Late this afternoon, after I finished writing two grant applications and one report on a landscape restoration consult, I gave myself a time out–that is, time outdoors, not punishment. Red and I took a leaf-peeping drive to see the aspen on the Marshall Pass Road southwest of Salida.
Marshall Pass is the old railroad route over the Continental Divide; between 1879 and 1890 it was the only line between Denver and Salt Lake City, and thus the Pacific Coast. During that time before cars and highways, Salida was the center of rail travel in the Colorado mountains, and saw trains carrying U.S. Presidents (including Ulysses S. Grant and Theodore Roosevelt) and other famous folk.

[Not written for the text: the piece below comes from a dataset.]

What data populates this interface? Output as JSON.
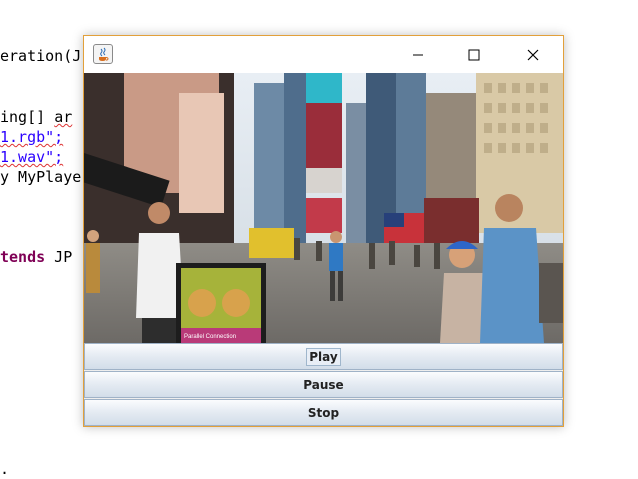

The Marshall Pass line was narrow-gauge, with rails just three feet apart, which allowed for a tighter turning radius in the switchbacks climbing the over the high passes but meant smaller cars and smaller freight loads.
After the standard gauge line was built over Tennessee Pass above Leadville, the Marshall Pass line became a local route; the upper part of the grade was abandoned in the 1950s and became a scenic auto route. (I live along the lower part of former line where it cuts through the town of Salida; it is now a popular section of Salida’s 8.5-mile town trail system.)
The beginning of the grade is mellow, and then it begins to climb, and climb, and climb, winding its way toward Marshall Pass and the shoulder of Mt. Ouray.
At first the patches of aspen were small, and scattered. But so bright! As the road wound its way uphill the clumps of aspen took on different hues, including orange and scarlet.
I stopped to shoot photos and inhale the cool air whenever the sun came out from between afternoon rain-clouds, or the colors were especially lovely, or a cut in the old narrow gauge roadbed invited investigation, or whatever. [Warning: Possible aspen-color overdose ahead.]
Which explains why it took me almost two hours to drive the 36-mile round-trip between Salida and just below Marshall Pass.
I was feeling worn-down before I left. Now I’m not. After time out among the aspens and the peaks, my heart is full of wonder and my spirit is tap-dancing.
And I am grateful once again for the gift of life on this numinous blue planet.